START Task data

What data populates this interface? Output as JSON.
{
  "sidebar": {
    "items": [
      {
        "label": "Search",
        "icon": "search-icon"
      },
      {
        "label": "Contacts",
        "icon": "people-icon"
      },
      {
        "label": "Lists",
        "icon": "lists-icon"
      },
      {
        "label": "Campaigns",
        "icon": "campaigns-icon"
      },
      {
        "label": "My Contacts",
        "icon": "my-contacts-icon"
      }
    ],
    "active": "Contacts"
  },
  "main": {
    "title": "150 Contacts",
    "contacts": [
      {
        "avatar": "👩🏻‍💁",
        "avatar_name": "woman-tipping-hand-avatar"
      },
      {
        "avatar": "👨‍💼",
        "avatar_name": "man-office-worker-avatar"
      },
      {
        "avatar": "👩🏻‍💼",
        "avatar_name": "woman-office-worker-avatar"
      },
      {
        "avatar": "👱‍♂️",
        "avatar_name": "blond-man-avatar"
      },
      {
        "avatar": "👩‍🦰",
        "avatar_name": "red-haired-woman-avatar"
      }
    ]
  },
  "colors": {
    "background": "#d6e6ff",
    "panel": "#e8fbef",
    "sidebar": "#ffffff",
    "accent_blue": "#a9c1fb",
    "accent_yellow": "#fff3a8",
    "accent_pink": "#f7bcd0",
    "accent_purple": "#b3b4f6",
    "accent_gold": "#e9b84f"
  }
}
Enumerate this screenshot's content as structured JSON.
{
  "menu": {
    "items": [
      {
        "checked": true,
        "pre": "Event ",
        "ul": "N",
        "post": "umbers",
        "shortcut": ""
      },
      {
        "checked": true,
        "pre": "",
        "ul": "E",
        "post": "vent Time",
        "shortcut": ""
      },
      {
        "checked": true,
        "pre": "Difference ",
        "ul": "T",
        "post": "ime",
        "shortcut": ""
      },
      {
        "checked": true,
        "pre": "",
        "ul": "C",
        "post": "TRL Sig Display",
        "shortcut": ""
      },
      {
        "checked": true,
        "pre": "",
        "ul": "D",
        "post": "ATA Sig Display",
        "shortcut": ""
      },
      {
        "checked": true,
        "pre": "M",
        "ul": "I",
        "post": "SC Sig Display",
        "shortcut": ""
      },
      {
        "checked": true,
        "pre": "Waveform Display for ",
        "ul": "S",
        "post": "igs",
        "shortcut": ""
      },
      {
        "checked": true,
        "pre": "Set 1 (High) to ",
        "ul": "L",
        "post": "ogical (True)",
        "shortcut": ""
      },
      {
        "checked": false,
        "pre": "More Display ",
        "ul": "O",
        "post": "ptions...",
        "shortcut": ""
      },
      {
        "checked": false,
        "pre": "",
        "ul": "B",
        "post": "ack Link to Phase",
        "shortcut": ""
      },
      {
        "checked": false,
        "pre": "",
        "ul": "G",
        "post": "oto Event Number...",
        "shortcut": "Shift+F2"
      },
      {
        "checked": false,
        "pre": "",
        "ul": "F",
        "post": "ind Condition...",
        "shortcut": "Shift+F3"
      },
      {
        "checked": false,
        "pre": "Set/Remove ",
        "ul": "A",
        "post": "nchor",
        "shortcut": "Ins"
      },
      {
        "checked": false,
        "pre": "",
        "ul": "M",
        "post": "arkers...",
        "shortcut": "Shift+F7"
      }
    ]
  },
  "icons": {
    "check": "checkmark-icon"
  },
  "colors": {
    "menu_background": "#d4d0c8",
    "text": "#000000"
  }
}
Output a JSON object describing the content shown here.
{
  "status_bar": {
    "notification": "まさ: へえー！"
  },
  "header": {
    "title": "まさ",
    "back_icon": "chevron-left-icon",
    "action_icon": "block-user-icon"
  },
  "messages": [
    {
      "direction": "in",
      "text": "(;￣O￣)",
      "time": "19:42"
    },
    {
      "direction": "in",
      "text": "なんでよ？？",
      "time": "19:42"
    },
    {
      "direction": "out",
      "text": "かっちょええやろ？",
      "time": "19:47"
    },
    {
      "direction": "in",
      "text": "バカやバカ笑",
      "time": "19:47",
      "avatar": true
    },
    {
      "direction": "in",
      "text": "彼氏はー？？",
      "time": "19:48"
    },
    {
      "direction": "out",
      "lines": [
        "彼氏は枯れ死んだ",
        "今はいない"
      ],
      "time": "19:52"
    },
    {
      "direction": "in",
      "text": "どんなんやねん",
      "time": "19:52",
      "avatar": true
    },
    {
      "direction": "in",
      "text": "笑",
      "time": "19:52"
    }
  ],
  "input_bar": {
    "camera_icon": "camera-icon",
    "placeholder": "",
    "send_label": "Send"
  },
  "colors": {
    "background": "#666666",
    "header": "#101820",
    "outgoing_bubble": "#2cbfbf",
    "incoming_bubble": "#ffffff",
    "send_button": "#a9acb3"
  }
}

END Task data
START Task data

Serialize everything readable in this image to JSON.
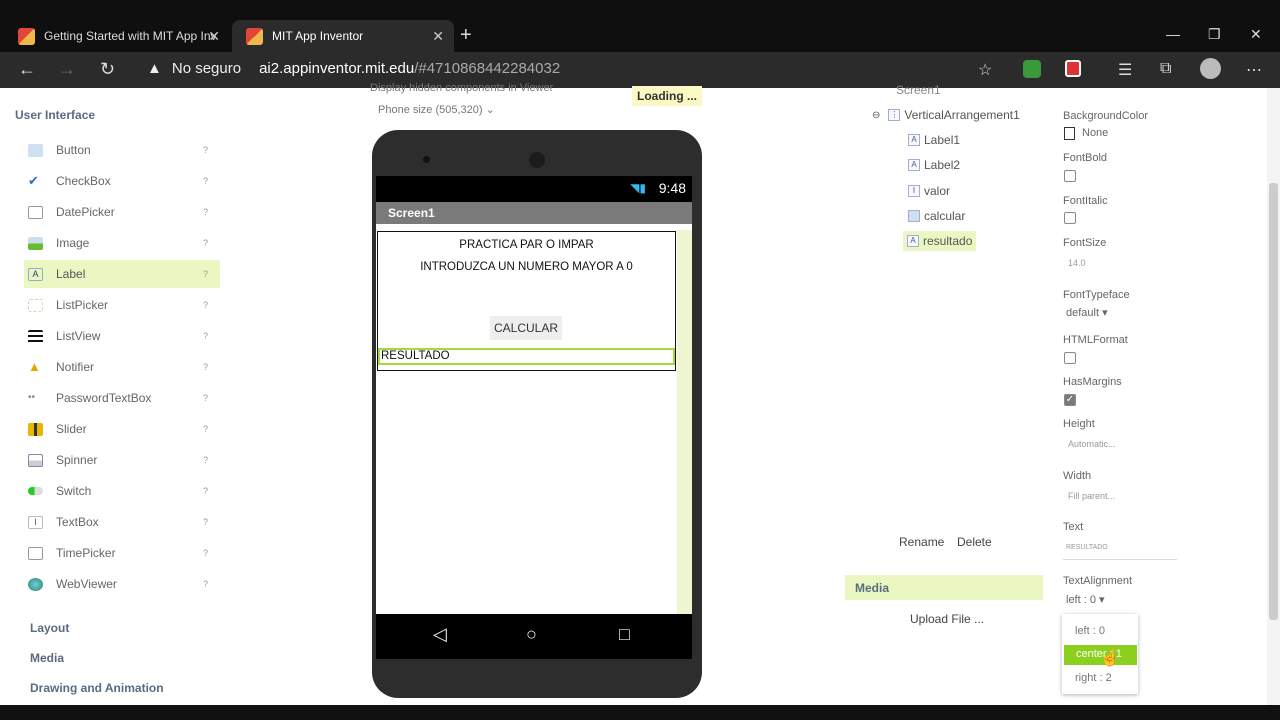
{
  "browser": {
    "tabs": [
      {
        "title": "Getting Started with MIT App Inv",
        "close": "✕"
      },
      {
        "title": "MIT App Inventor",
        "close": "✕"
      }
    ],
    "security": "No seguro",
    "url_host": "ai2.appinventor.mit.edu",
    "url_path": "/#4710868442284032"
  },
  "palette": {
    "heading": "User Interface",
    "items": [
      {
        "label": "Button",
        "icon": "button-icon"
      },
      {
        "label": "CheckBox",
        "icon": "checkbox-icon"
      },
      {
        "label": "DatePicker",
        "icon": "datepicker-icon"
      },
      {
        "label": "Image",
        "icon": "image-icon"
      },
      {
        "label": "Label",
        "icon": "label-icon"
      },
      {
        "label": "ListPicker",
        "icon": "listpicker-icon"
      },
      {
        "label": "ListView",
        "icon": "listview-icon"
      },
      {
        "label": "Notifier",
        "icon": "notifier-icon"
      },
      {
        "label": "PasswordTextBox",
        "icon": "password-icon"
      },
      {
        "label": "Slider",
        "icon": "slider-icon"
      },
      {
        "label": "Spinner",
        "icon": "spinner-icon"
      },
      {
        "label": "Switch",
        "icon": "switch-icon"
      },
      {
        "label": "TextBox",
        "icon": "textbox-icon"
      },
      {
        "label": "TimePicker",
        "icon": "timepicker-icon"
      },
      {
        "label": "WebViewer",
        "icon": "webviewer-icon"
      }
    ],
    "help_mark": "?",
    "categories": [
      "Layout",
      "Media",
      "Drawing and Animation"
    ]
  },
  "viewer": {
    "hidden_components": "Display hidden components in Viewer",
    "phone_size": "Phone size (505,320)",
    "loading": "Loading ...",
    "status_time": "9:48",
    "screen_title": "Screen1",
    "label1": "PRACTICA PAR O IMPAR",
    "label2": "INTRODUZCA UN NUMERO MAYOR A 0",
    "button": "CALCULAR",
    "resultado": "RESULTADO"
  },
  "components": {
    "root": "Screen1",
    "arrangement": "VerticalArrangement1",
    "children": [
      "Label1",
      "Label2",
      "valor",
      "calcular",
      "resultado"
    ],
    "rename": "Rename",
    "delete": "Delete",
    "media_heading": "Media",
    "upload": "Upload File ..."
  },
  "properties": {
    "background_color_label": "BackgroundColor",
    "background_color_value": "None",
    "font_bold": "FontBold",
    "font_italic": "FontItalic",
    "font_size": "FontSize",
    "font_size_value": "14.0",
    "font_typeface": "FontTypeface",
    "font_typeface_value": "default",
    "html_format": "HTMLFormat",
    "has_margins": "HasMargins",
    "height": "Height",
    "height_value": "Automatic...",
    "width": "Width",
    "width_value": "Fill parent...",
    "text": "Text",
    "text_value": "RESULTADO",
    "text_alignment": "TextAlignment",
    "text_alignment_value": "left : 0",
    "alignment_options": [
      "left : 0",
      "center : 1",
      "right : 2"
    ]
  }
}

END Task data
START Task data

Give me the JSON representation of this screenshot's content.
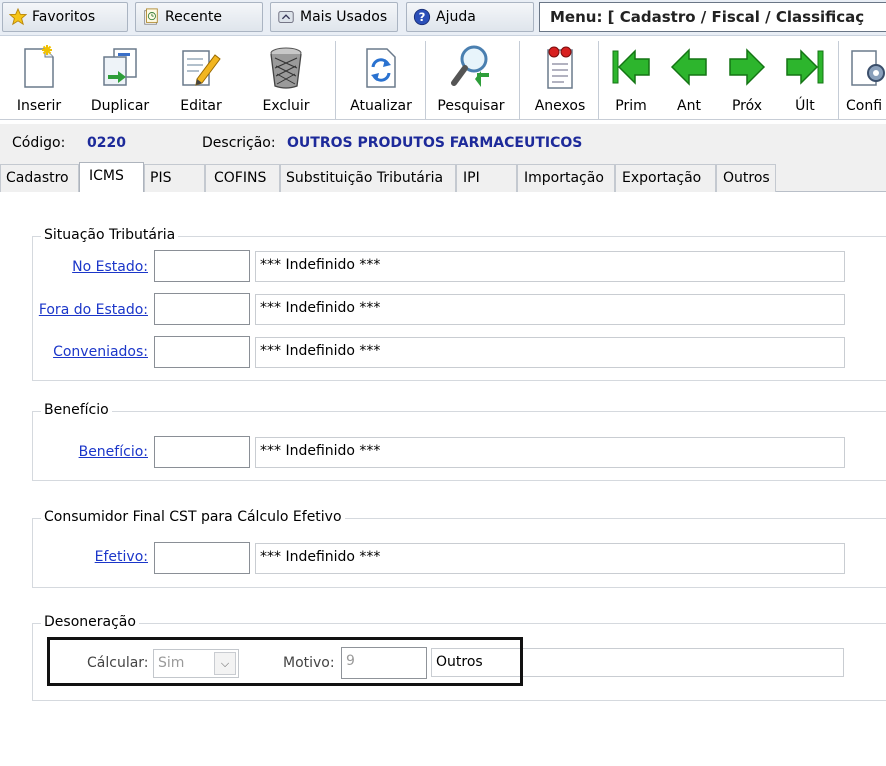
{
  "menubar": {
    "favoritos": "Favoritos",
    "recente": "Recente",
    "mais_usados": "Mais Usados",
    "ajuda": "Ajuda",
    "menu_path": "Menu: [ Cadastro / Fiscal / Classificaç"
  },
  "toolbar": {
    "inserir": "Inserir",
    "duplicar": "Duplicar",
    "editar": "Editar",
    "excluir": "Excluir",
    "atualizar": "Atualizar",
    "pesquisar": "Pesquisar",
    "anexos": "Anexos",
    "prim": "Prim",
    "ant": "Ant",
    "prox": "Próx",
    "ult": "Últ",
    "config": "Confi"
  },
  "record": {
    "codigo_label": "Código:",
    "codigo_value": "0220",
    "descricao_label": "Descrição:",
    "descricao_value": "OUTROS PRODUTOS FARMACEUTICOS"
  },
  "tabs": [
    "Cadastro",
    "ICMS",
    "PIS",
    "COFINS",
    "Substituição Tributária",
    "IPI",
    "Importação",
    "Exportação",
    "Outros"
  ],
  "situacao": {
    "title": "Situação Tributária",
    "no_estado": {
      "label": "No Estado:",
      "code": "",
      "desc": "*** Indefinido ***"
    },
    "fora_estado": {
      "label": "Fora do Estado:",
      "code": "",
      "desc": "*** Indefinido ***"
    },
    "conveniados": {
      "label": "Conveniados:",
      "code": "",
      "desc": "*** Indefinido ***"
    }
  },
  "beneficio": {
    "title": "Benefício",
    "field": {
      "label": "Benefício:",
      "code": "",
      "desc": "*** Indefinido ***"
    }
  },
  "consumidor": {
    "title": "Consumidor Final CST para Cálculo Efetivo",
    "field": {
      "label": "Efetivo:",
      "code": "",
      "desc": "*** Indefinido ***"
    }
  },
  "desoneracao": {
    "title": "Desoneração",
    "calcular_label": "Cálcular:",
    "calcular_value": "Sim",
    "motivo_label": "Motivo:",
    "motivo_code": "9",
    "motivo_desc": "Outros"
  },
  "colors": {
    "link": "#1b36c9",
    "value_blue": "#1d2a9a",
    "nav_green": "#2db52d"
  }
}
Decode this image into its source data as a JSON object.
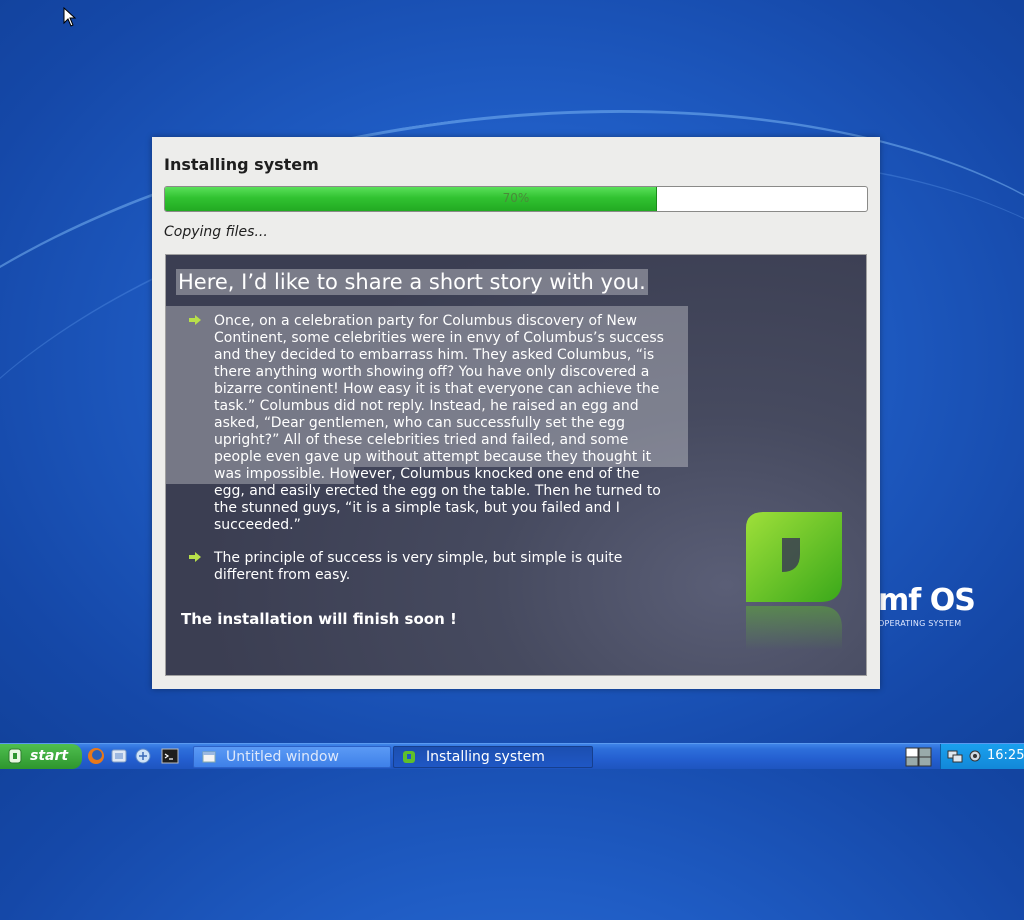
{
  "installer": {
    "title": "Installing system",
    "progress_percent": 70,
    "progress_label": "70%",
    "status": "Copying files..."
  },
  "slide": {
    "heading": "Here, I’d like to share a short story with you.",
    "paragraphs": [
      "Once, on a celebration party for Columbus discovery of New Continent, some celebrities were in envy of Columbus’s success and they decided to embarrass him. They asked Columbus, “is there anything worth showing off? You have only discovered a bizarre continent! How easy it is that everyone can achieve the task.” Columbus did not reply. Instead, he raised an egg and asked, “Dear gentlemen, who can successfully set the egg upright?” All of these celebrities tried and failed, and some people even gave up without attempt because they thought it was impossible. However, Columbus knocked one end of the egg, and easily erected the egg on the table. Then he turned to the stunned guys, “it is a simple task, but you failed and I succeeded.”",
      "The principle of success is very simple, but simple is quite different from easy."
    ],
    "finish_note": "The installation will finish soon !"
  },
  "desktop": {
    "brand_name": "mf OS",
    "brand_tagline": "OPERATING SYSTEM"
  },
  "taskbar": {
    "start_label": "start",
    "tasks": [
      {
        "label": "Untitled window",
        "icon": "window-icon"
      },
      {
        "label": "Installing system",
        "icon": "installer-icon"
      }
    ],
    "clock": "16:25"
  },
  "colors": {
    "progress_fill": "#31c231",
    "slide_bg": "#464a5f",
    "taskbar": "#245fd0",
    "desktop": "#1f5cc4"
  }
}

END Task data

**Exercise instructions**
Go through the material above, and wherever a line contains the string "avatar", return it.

**Task solution**
        "avatar": "👩🏻‍💁",
        "avatar_name": "woman-tipping-hand-avatar"
        "avatar": "👨‍💼",
        "avatar_name": "man-office-worker-avatar"
        "avatar": "👩🏻‍💼",
        "avatar_name": "woman-office-worker-avatar"
        "avatar": "👱‍♂️",
        "avatar_name": "blond-man-avatar"
        "avatar": "👩‍🦰",
        "avatar_name": "red-haired-woman-avatar"
      "avatar": true
      "avatar": true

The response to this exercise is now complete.